YOUR OBJECTIVE: A single number is the answer: the count of lines in these records with "image" in them.

Dataset excerpts:
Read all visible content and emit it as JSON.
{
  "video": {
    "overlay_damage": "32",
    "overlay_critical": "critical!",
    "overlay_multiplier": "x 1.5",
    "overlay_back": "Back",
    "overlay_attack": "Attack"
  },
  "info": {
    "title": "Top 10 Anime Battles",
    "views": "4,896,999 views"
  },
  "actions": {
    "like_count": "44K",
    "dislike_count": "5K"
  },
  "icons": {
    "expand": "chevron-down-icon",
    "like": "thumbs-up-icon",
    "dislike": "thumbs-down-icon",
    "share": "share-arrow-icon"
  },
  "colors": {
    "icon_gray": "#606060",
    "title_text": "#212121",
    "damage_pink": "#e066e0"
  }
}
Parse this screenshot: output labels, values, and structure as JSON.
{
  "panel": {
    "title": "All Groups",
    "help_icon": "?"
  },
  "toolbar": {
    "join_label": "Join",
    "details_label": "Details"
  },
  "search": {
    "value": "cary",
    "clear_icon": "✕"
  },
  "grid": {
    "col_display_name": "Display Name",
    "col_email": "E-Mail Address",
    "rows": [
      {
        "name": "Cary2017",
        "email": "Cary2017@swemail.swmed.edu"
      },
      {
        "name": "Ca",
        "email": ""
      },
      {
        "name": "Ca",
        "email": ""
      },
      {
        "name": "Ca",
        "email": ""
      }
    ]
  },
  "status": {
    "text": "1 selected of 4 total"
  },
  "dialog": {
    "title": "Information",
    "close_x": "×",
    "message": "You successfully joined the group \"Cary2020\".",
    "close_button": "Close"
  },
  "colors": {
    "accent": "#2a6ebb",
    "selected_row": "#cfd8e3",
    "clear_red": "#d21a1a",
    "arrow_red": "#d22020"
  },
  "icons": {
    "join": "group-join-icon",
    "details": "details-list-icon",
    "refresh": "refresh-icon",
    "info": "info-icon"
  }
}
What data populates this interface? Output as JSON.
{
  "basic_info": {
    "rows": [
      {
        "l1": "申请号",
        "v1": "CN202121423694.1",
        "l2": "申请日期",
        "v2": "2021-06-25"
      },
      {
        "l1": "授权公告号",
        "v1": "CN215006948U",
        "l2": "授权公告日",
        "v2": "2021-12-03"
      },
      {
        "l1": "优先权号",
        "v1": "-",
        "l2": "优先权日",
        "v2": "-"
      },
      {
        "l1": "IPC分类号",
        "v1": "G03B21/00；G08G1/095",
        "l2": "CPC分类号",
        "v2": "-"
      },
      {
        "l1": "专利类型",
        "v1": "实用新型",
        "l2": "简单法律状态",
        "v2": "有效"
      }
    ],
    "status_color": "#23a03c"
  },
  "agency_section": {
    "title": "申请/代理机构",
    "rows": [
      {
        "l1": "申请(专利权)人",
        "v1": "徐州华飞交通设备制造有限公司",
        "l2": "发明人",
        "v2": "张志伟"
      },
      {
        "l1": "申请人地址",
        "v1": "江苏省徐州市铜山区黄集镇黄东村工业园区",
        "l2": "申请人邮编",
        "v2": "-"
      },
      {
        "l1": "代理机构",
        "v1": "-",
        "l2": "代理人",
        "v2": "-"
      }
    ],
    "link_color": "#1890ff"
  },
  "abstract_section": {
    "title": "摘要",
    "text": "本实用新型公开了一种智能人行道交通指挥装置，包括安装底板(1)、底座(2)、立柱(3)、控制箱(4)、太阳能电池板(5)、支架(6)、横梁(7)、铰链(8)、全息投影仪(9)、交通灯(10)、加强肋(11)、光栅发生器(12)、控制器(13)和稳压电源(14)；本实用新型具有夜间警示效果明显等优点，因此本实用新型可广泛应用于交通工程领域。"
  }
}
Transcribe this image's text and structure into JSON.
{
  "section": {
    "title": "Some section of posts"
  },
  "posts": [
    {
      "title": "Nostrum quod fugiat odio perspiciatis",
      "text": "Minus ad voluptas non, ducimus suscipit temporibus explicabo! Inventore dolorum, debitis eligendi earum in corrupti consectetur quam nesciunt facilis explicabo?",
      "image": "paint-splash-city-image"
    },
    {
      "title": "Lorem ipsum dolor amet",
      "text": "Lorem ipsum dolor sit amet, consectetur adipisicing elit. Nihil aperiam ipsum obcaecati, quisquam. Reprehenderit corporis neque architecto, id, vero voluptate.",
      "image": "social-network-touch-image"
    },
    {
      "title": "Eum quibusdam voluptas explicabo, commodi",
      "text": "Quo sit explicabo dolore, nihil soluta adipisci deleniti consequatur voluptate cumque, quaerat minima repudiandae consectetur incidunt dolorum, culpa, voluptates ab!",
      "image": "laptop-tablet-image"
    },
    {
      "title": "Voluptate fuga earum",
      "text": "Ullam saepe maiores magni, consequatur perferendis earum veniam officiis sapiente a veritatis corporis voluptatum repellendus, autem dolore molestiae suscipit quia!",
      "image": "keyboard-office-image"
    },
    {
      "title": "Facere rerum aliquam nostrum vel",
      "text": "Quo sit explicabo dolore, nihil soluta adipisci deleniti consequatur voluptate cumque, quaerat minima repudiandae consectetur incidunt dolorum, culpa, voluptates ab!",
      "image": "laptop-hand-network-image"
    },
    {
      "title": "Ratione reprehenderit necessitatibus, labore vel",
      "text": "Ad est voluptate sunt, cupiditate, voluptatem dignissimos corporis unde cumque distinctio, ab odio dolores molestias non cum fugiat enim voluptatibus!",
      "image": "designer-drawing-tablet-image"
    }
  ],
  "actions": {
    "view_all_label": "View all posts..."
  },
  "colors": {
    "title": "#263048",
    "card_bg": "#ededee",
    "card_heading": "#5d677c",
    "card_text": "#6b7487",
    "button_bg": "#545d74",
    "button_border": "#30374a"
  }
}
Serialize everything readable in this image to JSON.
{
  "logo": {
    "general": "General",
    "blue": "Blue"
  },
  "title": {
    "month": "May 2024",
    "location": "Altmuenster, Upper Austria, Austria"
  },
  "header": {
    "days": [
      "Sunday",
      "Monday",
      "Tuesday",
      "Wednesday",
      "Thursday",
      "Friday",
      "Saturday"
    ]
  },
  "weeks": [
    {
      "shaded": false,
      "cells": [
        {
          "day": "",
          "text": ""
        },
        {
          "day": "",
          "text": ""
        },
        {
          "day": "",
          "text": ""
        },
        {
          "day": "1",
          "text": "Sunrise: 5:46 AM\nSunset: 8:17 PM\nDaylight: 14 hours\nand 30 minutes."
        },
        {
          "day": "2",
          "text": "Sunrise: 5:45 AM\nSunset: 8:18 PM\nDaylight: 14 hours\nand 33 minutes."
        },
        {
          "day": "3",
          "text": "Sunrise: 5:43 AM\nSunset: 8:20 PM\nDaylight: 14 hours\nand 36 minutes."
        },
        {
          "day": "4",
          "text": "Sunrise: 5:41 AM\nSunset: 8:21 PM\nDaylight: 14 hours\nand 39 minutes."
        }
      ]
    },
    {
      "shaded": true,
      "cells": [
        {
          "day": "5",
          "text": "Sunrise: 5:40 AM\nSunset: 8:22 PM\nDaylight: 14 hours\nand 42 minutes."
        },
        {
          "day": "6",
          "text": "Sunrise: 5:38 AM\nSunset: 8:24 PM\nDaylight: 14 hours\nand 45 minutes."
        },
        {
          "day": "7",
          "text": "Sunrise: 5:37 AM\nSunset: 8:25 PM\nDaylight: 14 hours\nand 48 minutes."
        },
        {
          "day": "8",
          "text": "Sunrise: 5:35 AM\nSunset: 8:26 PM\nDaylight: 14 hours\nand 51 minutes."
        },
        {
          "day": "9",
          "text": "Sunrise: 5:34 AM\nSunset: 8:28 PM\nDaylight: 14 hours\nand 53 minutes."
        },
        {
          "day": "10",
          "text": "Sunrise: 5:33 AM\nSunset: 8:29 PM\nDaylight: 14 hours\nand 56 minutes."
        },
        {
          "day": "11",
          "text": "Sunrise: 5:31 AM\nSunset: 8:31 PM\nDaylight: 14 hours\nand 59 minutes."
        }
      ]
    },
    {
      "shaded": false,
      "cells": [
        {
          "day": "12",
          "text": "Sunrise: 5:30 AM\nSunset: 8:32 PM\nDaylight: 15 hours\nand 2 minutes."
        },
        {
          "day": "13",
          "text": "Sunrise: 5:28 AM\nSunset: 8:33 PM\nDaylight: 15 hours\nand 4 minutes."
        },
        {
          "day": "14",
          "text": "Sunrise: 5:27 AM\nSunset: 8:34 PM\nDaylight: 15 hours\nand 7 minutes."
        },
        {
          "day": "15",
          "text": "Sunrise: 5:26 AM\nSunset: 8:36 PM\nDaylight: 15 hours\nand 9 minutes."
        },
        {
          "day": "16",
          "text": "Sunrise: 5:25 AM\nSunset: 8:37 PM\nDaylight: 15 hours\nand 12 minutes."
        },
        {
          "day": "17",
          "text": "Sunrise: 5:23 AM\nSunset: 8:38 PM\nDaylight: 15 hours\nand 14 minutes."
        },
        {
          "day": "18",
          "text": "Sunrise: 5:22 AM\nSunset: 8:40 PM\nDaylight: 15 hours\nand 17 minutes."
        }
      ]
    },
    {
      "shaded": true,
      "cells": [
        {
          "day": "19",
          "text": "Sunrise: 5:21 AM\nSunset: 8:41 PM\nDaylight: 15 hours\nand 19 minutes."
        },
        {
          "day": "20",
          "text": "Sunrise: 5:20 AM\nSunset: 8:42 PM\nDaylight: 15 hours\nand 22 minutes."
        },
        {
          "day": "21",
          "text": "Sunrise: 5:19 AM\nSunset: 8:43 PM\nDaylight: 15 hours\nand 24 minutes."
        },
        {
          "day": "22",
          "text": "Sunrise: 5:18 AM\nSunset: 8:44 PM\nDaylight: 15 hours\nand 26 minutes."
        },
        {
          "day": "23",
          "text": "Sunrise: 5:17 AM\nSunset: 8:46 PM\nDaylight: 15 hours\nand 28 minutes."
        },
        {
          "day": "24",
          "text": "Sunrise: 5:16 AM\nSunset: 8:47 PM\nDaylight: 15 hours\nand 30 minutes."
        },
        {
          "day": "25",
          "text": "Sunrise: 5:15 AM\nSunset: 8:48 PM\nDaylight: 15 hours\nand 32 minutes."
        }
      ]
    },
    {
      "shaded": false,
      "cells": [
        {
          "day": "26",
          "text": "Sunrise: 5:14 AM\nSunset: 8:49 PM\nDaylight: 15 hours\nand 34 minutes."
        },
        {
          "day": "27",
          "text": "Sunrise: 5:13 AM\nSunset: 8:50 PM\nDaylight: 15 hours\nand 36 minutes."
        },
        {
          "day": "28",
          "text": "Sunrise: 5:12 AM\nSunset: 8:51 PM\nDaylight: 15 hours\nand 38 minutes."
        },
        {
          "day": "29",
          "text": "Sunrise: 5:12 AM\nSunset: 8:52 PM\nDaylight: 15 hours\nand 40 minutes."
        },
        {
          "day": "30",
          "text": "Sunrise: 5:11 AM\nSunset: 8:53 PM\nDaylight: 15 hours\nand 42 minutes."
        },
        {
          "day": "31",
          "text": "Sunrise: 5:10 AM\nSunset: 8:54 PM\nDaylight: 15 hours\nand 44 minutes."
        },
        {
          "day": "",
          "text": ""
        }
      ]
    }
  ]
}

ANSWER BOX: 8